- WORK INSTRUCTIONS: Records follow. Copy every line with "Brûlée".

- INFORMATION PROVIDED:
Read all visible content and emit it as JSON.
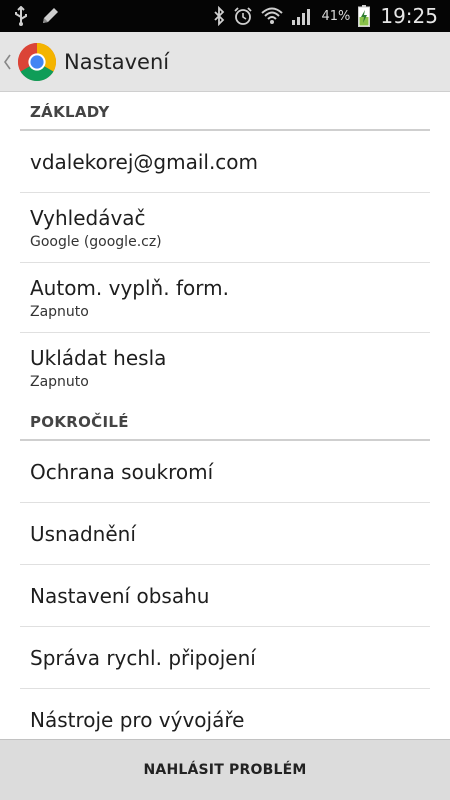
{
  "status_bar": {
    "battery_percent": "41%",
    "time": "19:25",
    "icons": [
      "usb-icon",
      "pencil-icon",
      "bluetooth-icon",
      "alarm-icon",
      "wifi-icon",
      "signal-icon",
      "battery-charging-icon"
    ]
  },
  "action_bar": {
    "title": "Nastavení",
    "logo": "chrome-logo"
  },
  "sections": [
    {
      "header": "ZÁKLADY",
      "items": [
        {
          "title": "vdalekorej@gmail.com",
          "summary": ""
        },
        {
          "title": "Vyhledávač",
          "summary": "Google (google.cz)"
        },
        {
          "title": "Autom. vyplň. form.",
          "summary": "Zapnuto"
        },
        {
          "title": "Ukládat hesla",
          "summary": "Zapnuto"
        }
      ]
    },
    {
      "header": "POKROČILÉ",
      "items": [
        {
          "title": "Ochrana soukromí"
        },
        {
          "title": "Usnadnění"
        },
        {
          "title": "Nastavení obsahu"
        },
        {
          "title": "Správa rychl. připojení"
        },
        {
          "title": "Nástroje pro vývojáře"
        }
      ]
    }
  ],
  "bottom_bar": {
    "report_label": "NAHLÁSIT PROBLÉM"
  },
  "colors": {
    "status_bar_bg": "#050505",
    "action_bar_bg": "#e5e5e5",
    "bottom_bar_bg": "#dcdcdc",
    "divider": "#cfcfcf"
  }
}
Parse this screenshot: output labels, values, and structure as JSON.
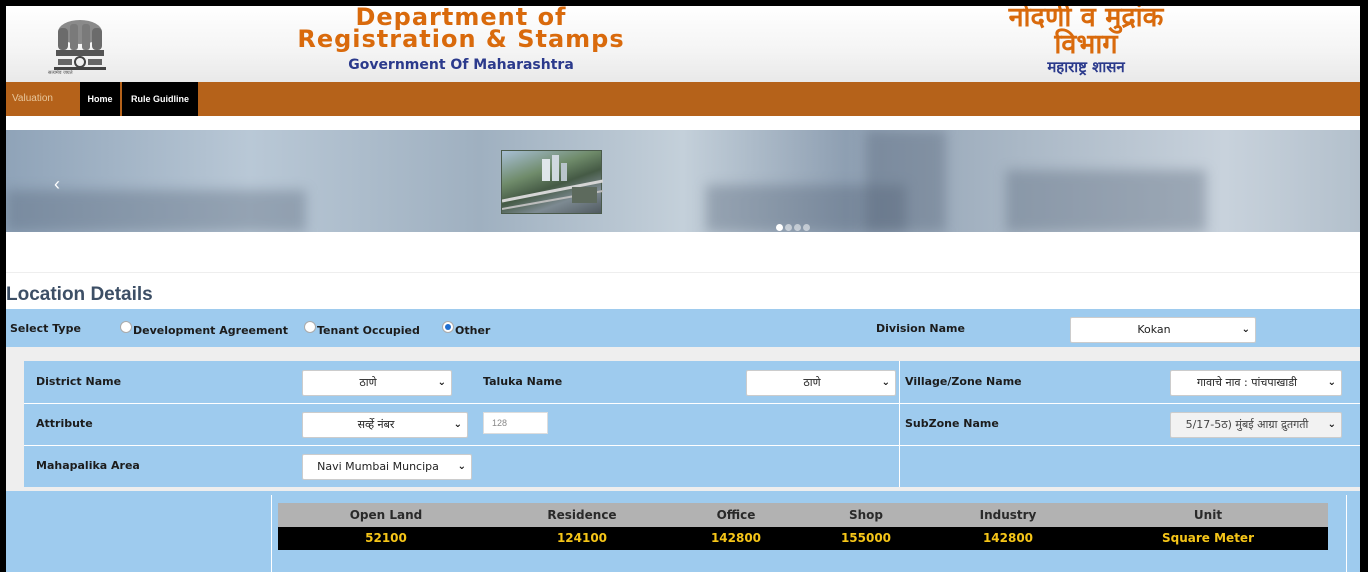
{
  "header": {
    "title_line1": "Department of",
    "title_line2": "Registration & Stamps",
    "subtitle": "Government Of Maharashtra",
    "title_mr_line1": "नोंदणी व मुद्रांक",
    "title_mr_line2": "विभाग",
    "subtitle_mr": "महाराष्ट्र शासन",
    "emblem_motto": "सत्यमेव जयते",
    "emblem_icon": "state-emblem-icon"
  },
  "nav": {
    "brand": "Valuation",
    "items": [
      {
        "label": "Home"
      },
      {
        "label": "Rule Guidline"
      }
    ]
  },
  "carousel": {
    "prev_icon": "chevron-left-icon",
    "prev_glyph": "‹",
    "slide_count": 4,
    "active_slide": 1
  },
  "location": {
    "heading": "Location Details",
    "select_type_label": "Select Type",
    "types": [
      {
        "label": "Development Agreement",
        "checked": false
      },
      {
        "label": "Tenant Occupied",
        "checked": false
      },
      {
        "label": "Other",
        "checked": true
      }
    ],
    "division_label": "Division Name",
    "division_value": "Kokan",
    "district_label": "District Name",
    "district_value": "ठाणे",
    "taluka_label": "Taluka Name",
    "taluka_value": "ठाणे",
    "village_label": "Village/Zone Name",
    "village_value": "गावाचे नाव : पांचपाखाडी",
    "attribute_label": "Attribute",
    "attribute_value": "सर्व्हे नंबर",
    "attribute_input": "128",
    "subzone_label": "SubZone Name",
    "subzone_value": "5/17-5ठ) मुंबई आग्रा द्रुतगती",
    "mahapalika_label": "Mahapalika Area",
    "mahapalika_value": "Navi Mumbai Muncipa"
  },
  "rates": {
    "headers": [
      "Open Land",
      "Residence",
      "Office",
      "Shop",
      "Industry",
      "Unit"
    ],
    "values": [
      "52100",
      "124100",
      "142800",
      "155000",
      "142800",
      "Square Meter"
    ]
  },
  "colors": {
    "brand_orange": "#d96a0c",
    "nav_brown": "#b5621a",
    "panel_blue": "#9ecbee",
    "rate_yellow": "#f5c518",
    "title_blue": "#2b3a8c"
  }
}
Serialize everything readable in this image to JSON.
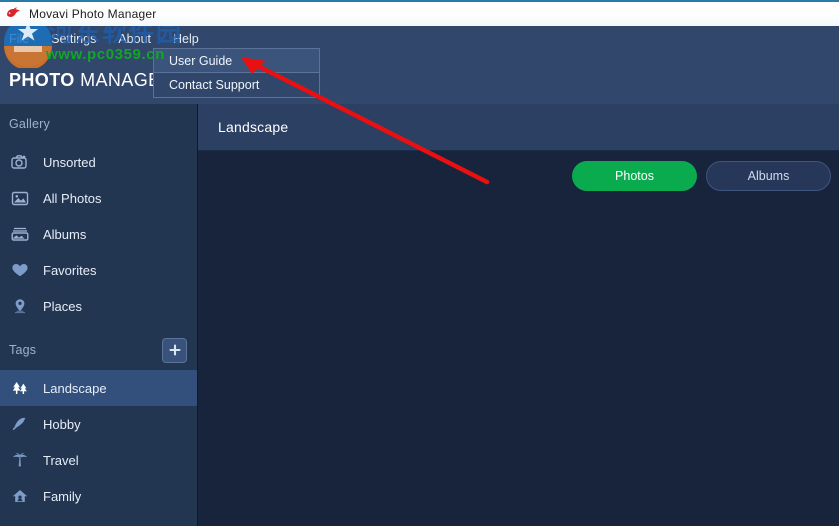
{
  "window": {
    "title": "Movavi Photo Manager",
    "icon": "movavi-bird-icon"
  },
  "menubar": {
    "items": [
      {
        "label": "File",
        "name": "menu-file"
      },
      {
        "label": "Settings",
        "name": "menu-settings"
      },
      {
        "label": "About",
        "name": "menu-about"
      },
      {
        "label": "Help",
        "name": "menu-help"
      }
    ]
  },
  "brand": {
    "bold": "PHOTO",
    "light": " MANAGER"
  },
  "dropdown": {
    "open_for": "Help",
    "items": [
      {
        "label": "User Guide",
        "highlighted": true
      },
      {
        "label": "Contact Support",
        "highlighted": false
      }
    ]
  },
  "sidebar": {
    "gallery_header": "Gallery",
    "gallery_items": [
      {
        "label": "Unsorted",
        "icon": "camera-icon",
        "active": false
      },
      {
        "label": "All Photos",
        "icon": "image-icon",
        "active": false
      },
      {
        "label": "Albums",
        "icon": "album-box-icon",
        "active": false
      },
      {
        "label": "Favorites",
        "icon": "heart-icon",
        "active": false
      },
      {
        "label": "Places",
        "icon": "map-pin-icon",
        "active": false
      }
    ],
    "tags_header": "Tags",
    "add_tag_icon": "plus-icon",
    "tag_items": [
      {
        "label": "Landscape",
        "icon": "trees-icon",
        "active": true
      },
      {
        "label": "Hobby",
        "icon": "shuttlecock-icon",
        "active": false
      },
      {
        "label": "Travel",
        "icon": "palm-tree-icon",
        "active": false
      },
      {
        "label": "Family",
        "icon": "house-icon",
        "active": false
      }
    ]
  },
  "main": {
    "title": "Landscape",
    "tabs": [
      {
        "label": "Photos",
        "style": "primary"
      },
      {
        "label": "Albums",
        "style": "secondary"
      }
    ]
  },
  "watermark": {
    "chinese": "河东软件园",
    "url": "www.pc0359.cn"
  },
  "colors": {
    "accent_green": "#0aab4f",
    "chrome_blue": "#31476b",
    "sidebar_blue": "#223551",
    "content_navy": "#18243c",
    "selected_blue": "#33507c",
    "arrow_red": "#e81010"
  }
}
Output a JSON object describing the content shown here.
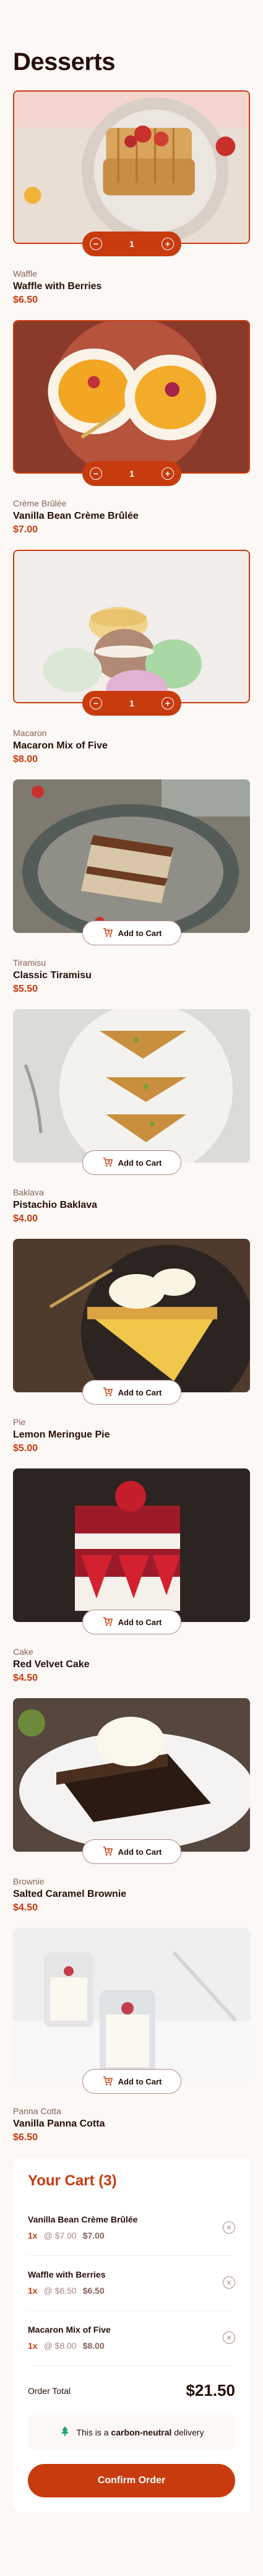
{
  "page_title": "Desserts",
  "add_to_cart_label": "Add to Cart",
  "products": [
    {
      "category": "Waffle",
      "name": "Waffle with Berries",
      "price": "$6.50",
      "in_cart": true,
      "qty": "1",
      "image": "waffle"
    },
    {
      "category": "Crème Brûlée",
      "name": "Vanilla Bean Crème Brûlée",
      "price": "$7.00",
      "in_cart": true,
      "qty": "1",
      "image": "creme-brulee"
    },
    {
      "category": "Macaron",
      "name": "Macaron Mix of Five",
      "price": "$8.00",
      "in_cart": true,
      "qty": "1",
      "image": "macaron"
    },
    {
      "category": "Tiramisu",
      "name": "Classic Tiramisu",
      "price": "$5.50",
      "in_cart": false,
      "qty": "0",
      "image": "tiramisu"
    },
    {
      "category": "Baklava",
      "name": "Pistachio Baklava",
      "price": "$4.00",
      "in_cart": false,
      "qty": "0",
      "image": "baklava"
    },
    {
      "category": "Pie",
      "name": "Lemon Meringue Pie",
      "price": "$5.00",
      "in_cart": false,
      "qty": "0",
      "image": "pie"
    },
    {
      "category": "Cake",
      "name": "Red Velvet Cake",
      "price": "$4.50",
      "in_cart": false,
      "qty": "0",
      "image": "cake"
    },
    {
      "category": "Brownie",
      "name": "Salted Caramel Brownie",
      "price": "$4.50",
      "in_cart": false,
      "qty": "0",
      "image": "brownie"
    },
    {
      "category": "Panna Cotta",
      "name": "Vanilla Panna Cotta",
      "price": "$6.50",
      "in_cart": false,
      "qty": "0",
      "image": "panna-cotta"
    }
  ],
  "cart": {
    "title": "Your Cart (3)",
    "items": [
      {
        "name": "Vanilla Bean Crème Brûlée",
        "qty": "1x",
        "unit": "@ $7.00",
        "subtotal": "$7.00"
      },
      {
        "name": "Waffle with Berries",
        "qty": "1x",
        "unit": "@ $6.50",
        "subtotal": "$6.50"
      },
      {
        "name": "Macaron Mix of Five",
        "qty": "1x",
        "unit": "@ $8.00",
        "subtotal": "$8.00"
      }
    ],
    "order_total_label": "Order Total",
    "order_total": "$21.50",
    "carbon_prefix": "This is a",
    "carbon_bold": "carbon-neutral",
    "carbon_suffix": "delivery",
    "confirm_label": "Confirm Order"
  },
  "colors": {
    "accent": "#c73b0f",
    "background": "#fcf8f5",
    "text": "#260f08",
    "muted": "#87635a",
    "carbon_green": "#1ea575"
  }
}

- PROBLEM SOLUTION:
      "category": "Crème Brûlée",
      "name": "Vanilla Bean Crème Brûlée",
        "name": "Vanilla Bean Crème Brûlée",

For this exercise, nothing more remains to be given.